- AIM OF THE TASK -
Each record must be copied in full and unchanged; any image it holds is excluded.

- DATA TO PROCESS -
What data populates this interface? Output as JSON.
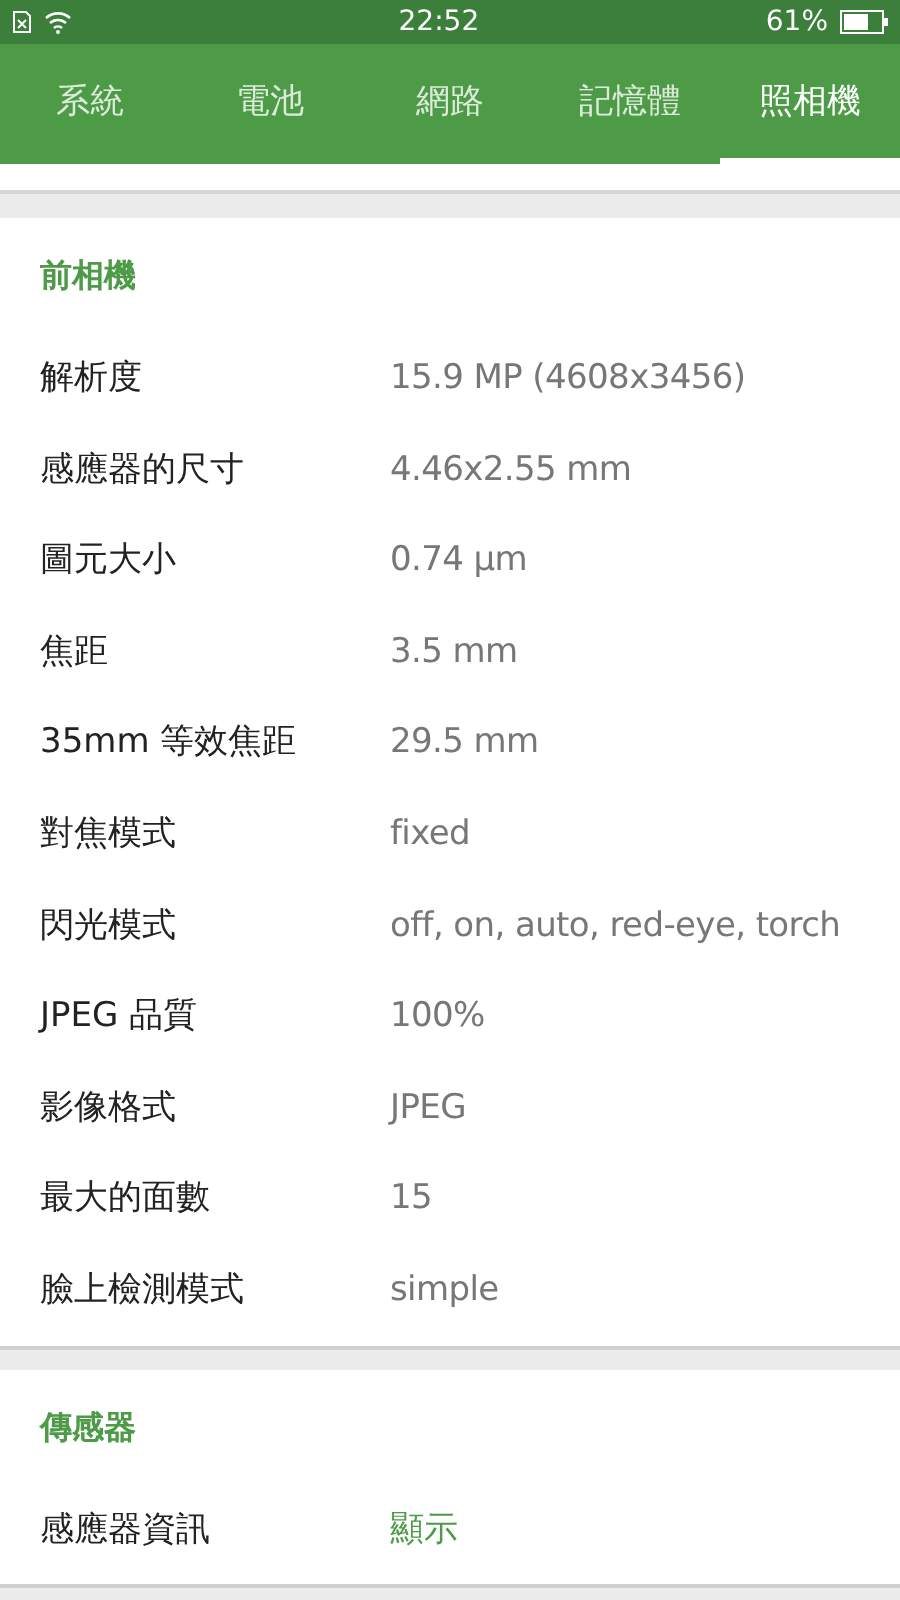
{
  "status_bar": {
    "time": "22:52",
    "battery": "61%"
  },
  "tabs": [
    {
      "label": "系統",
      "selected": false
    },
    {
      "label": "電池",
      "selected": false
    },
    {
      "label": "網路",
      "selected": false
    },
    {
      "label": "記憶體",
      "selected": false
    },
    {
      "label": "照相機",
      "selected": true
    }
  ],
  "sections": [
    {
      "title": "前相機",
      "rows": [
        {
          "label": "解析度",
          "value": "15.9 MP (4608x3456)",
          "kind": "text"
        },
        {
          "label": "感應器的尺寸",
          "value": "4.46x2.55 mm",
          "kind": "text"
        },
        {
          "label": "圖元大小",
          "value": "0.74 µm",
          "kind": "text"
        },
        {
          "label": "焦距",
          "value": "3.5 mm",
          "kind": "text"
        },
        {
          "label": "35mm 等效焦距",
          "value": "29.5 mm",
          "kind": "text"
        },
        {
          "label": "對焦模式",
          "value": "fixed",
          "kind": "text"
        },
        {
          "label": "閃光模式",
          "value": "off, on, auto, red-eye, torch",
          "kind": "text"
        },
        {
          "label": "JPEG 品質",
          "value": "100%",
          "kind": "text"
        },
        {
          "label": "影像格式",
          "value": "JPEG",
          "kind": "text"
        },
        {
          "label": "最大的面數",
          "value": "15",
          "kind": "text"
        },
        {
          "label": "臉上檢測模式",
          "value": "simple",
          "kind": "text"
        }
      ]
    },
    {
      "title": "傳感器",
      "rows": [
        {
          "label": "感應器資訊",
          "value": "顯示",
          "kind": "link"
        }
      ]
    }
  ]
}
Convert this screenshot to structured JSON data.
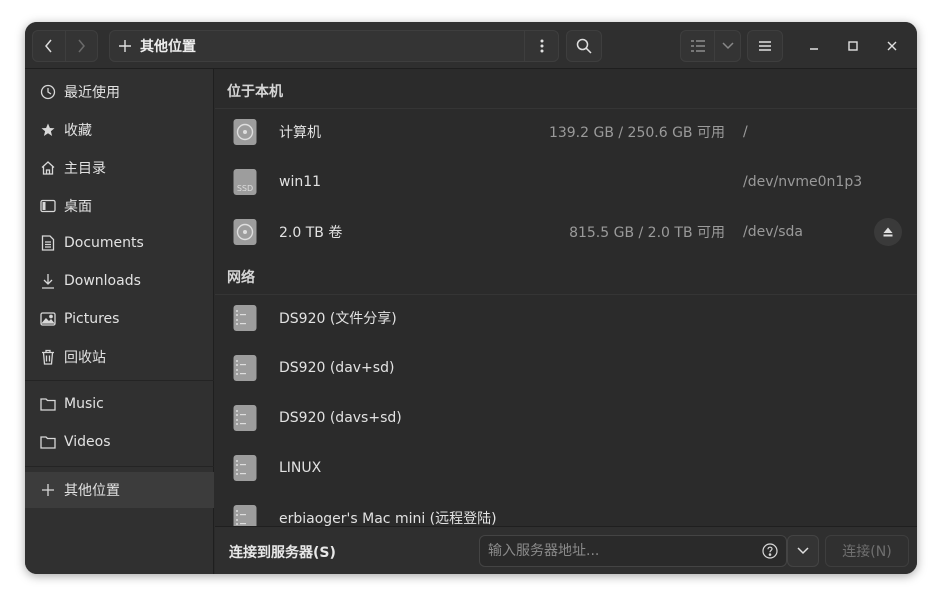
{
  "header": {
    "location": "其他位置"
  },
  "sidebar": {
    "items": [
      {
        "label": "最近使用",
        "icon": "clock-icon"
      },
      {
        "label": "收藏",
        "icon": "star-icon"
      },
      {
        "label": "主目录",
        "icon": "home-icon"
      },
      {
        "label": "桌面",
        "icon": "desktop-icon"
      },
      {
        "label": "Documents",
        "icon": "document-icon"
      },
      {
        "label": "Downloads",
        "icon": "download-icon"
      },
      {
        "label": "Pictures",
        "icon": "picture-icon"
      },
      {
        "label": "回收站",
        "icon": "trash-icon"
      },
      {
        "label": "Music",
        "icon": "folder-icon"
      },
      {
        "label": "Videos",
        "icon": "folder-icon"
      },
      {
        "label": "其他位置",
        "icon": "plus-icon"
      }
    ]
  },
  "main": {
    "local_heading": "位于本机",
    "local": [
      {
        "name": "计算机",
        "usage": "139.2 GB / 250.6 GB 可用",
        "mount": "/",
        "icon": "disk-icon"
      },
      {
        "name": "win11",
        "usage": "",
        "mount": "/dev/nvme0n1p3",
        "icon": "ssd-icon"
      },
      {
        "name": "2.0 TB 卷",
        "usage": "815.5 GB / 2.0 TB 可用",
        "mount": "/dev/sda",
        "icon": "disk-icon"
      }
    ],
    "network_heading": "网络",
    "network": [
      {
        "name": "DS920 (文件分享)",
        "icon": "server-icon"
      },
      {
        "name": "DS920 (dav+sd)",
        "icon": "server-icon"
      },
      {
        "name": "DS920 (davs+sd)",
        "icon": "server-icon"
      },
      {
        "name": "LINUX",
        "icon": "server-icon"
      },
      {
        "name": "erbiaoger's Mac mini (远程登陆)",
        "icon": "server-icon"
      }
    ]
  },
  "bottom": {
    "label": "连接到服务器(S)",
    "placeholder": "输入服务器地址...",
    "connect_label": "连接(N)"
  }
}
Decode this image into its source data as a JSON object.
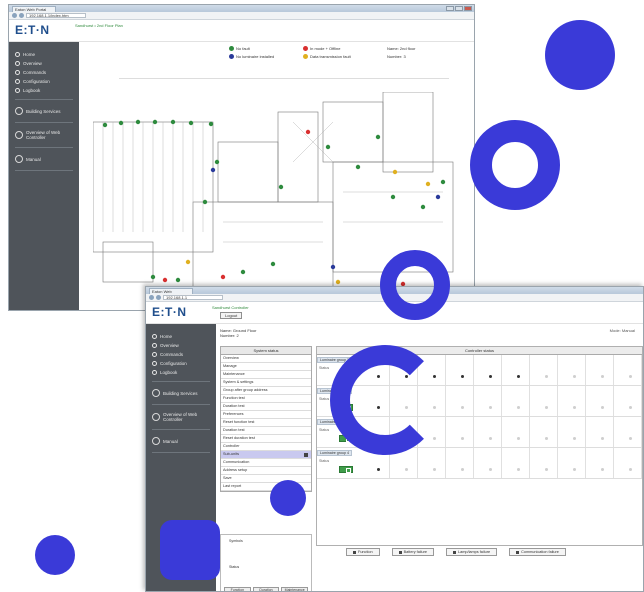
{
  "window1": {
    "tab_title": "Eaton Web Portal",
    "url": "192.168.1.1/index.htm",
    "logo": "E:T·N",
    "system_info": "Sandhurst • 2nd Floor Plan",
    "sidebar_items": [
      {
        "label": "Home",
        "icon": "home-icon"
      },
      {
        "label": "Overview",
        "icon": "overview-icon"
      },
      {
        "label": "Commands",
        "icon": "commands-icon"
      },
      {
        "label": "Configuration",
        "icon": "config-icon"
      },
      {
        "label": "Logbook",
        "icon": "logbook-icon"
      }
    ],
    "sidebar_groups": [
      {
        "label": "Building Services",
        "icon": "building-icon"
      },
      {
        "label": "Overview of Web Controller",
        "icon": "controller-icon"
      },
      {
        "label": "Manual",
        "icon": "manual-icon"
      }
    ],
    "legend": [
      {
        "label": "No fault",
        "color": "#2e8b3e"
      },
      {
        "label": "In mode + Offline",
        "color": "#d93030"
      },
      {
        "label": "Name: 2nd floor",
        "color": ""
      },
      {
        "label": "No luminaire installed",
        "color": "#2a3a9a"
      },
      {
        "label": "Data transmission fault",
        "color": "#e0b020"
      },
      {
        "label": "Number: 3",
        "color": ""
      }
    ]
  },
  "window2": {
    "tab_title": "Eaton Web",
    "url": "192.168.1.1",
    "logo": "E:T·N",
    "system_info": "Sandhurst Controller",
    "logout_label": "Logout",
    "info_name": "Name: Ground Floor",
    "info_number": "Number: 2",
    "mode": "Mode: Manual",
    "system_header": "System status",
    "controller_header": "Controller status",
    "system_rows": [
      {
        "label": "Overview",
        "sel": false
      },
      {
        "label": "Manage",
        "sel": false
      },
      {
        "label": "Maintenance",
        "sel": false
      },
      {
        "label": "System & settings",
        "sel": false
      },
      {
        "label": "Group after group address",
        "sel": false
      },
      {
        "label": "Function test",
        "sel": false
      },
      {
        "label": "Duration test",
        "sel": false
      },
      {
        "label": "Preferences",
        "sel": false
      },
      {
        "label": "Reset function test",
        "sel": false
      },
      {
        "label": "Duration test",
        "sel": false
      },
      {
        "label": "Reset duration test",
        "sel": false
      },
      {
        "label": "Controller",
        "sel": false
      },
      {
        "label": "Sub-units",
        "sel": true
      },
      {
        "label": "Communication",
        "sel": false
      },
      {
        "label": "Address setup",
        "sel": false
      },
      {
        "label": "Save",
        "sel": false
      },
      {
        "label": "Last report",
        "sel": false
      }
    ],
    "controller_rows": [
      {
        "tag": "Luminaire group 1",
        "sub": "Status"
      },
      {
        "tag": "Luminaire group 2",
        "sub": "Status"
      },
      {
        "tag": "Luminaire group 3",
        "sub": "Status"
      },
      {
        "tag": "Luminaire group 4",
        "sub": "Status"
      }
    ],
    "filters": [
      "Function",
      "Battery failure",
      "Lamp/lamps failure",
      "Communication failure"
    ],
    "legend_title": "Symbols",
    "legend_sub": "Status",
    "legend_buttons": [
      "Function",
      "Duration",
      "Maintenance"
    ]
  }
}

- ANSWER SECTION -
What data populates this interface? Output as JSON.
{
  "status_bar": {
    "time": "22:52",
    "battery": "61%"
  },
  "tabs": [
    {
      "label": "系統",
      "selected": false
    },
    {
      "label": "電池",
      "selected": false
    },
    {
      "label": "網路",
      "selected": false
    },
    {
      "label": "記憶體",
      "selected": false
    },
    {
      "label": "照相機",
      "selected": true
    }
  ],
  "sections": [
    {
      "title": "前相機",
      "rows": [
        {
          "label": "解析度",
          "value": "15.9 MP (4608x3456)",
          "kind": "text"
        },
        {
          "label": "感應器的尺寸",
          "value": "4.46x2.55 mm",
          "kind": "text"
        },
        {
          "label": "圖元大小",
          "value": "0.74 µm",
          "kind": "text"
        },
        {
          "label": "焦距",
          "value": "3.5 mm",
          "kind": "text"
        },
        {
          "label": "35mm 等效焦距",
          "value": "29.5 mm",
          "kind": "text"
        },
        {
          "label": "對焦模式",
          "value": "fixed",
          "kind": "text"
        },
        {
          "label": "閃光模式",
          "value": "off, on, auto, red-eye, torch",
          "kind": "text"
        },
        {
          "label": "JPEG 品質",
          "value": "100%",
          "kind": "text"
        },
        {
          "label": "影像格式",
          "value": "JPEG",
          "kind": "text"
        },
        {
          "label": "最大的面數",
          "value": "15",
          "kind": "text"
        },
        {
          "label": "臉上檢測模式",
          "value": "simple",
          "kind": "text"
        }
      ]
    },
    {
      "title": "傳感器",
      "rows": [
        {
          "label": "感應器資訊",
          "value": "顯示",
          "kind": "link"
        }
      ]
    }
  ]
}
Convert this screenshot to structured JSON data.
{
  "header": {
    "location": "其他位置"
  },
  "sidebar": {
    "items": [
      {
        "label": "最近使用",
        "icon": "clock-icon"
      },
      {
        "label": "收藏",
        "icon": "star-icon"
      },
      {
        "label": "主目录",
        "icon": "home-icon"
      },
      {
        "label": "桌面",
        "icon": "desktop-icon"
      },
      {
        "label": "Documents",
        "icon": "document-icon"
      },
      {
        "label": "Downloads",
        "icon": "download-icon"
      },
      {
        "label": "Pictures",
        "icon": "picture-icon"
      },
      {
        "label": "回收站",
        "icon": "trash-icon"
      },
      {
        "label": "Music",
        "icon": "folder-icon"
      },
      {
        "label": "Videos",
        "icon": "folder-icon"
      },
      {
        "label": "其他位置",
        "icon": "plus-icon"
      }
    ]
  },
  "main": {
    "local_heading": "位于本机",
    "local": [
      {
        "name": "计算机",
        "usage": "139.2 GB / 250.6 GB 可用",
        "mount": "/",
        "icon": "disk-icon"
      },
      {
        "name": "win11",
        "usage": "",
        "mount": "/dev/nvme0n1p3",
        "icon": "ssd-icon"
      },
      {
        "name": "2.0 TB 卷",
        "usage": "815.5 GB / 2.0 TB 可用",
        "mount": "/dev/sda",
        "icon": "disk-icon"
      }
    ],
    "network_heading": "网络",
    "network": [
      {
        "name": "DS920 (文件分享)",
        "icon": "server-icon"
      },
      {
        "name": "DS920 (dav+sd)",
        "icon": "server-icon"
      },
      {
        "name": "DS920 (davs+sd)",
        "icon": "server-icon"
      },
      {
        "name": "LINUX",
        "icon": "server-icon"
      },
      {
        "name": "erbiaoger's Mac mini (远程登陆)",
        "icon": "server-icon"
      }
    ]
  },
  "bottom": {
    "label": "连接到服务器(S)",
    "placeholder": "输入服务器地址...",
    "connect_label": "连接(N)"
  }
}
Decode this image into its source data as a JSON object.
{
  "window1": {
    "tab_title": "Eaton Web Portal",
    "url": "192.168.1.1/index.htm",
    "logo": "E:T·N",
    "system_info": "Sandhurst • 2nd Floor Plan",
    "sidebar_items": [
      {
        "label": "Home",
        "icon": "home-icon"
      },
      {
        "label": "Overview",
        "icon": "overview-icon"
      },
      {
        "label": "Commands",
        "icon": "commands-icon"
      },
      {
        "label": "Configuration",
        "icon": "config-icon"
      },
      {
        "label": "Logbook",
        "icon": "logbook-icon"
      }
    ],
    "sidebar_groups": [
      {
        "label": "Building Services",
        "icon": "building-icon"
      },
      {
        "label": "Overview of Web Controller",
        "icon": "controller-icon"
      },
      {
        "label": "Manual",
        "icon": "manual-icon"
      }
    ],
    "legend": [
      {
        "label": "No fault",
        "color": "#2e8b3e"
      },
      {
        "label": "In mode + Offline",
        "color": "#d93030"
      },
      {
        "label": "Name: 2nd floor",
        "color": ""
      },
      {
        "label": "No luminaire installed",
        "color": "#2a3a9a"
      },
      {
        "label": "Data transmission fault",
        "color": "#e0b020"
      },
      {
        "label": "Number: 3",
        "color": ""
      }
    ]
  },
  "window2": {
    "tab_title": "Eaton Web",
    "url": "192.168.1.1",
    "logo": "E:T·N",
    "system_info": "Sandhurst Controller",
    "logout_label": "Logout",
    "info_name": "Name: Ground Floor",
    "info_number": "Number: 2",
    "mode": "Mode: Manual",
    "system_header": "System status",
    "controller_header": "Controller status",
    "system_rows": [
      {
        "label": "Overview",
        "sel": false
      },
      {
        "label": "Manage",
        "sel": false
      },
      {
        "label": "Maintenance",
        "sel": false
      },
      {
        "label": "System & settings",
        "sel": false
      },
      {
        "label": "Group after group address",
        "sel": false
      },
      {
        "label": "Function test",
        "sel": false
      },
      {
        "label": "Duration test",
        "sel": false
      },
      {
        "label": "Preferences",
        "sel": false
      },
      {
        "label": "Reset function test",
        "sel": false
      },
      {
        "label": "Duration test",
        "sel": false
      },
      {
        "label": "Reset duration test",
        "sel": false
      },
      {
        "label": "Controller",
        "sel": false
      },
      {
        "label": "Sub-units",
        "sel": true
      },
      {
        "label": "Communication",
        "sel": false
      },
      {
        "label": "Address setup",
        "sel": false
      },
      {
        "label": "Save",
        "sel": false
      },
      {
        "label": "Last report",
        "sel": false
      }
    ],
    "controller_rows": [
      {
        "tag": "Luminaire group 1",
        "sub": "Status"
      },
      {
        "tag": "Luminaire group 2",
        "sub": "Status"
      },
      {
        "tag": "Luminaire group 3",
        "sub": "Status"
      },
      {
        "tag": "Luminaire group 4",
        "sub": "Status"
      }
    ],
    "filters": [
      "Function",
      "Battery failure",
      "Lamp/lamps failure",
      "Communication failure"
    ],
    "legend_title": "Symbols",
    "legend_sub": "Status",
    "legend_buttons": [
      "Function",
      "Duration",
      "Maintenance"
    ]
  }
}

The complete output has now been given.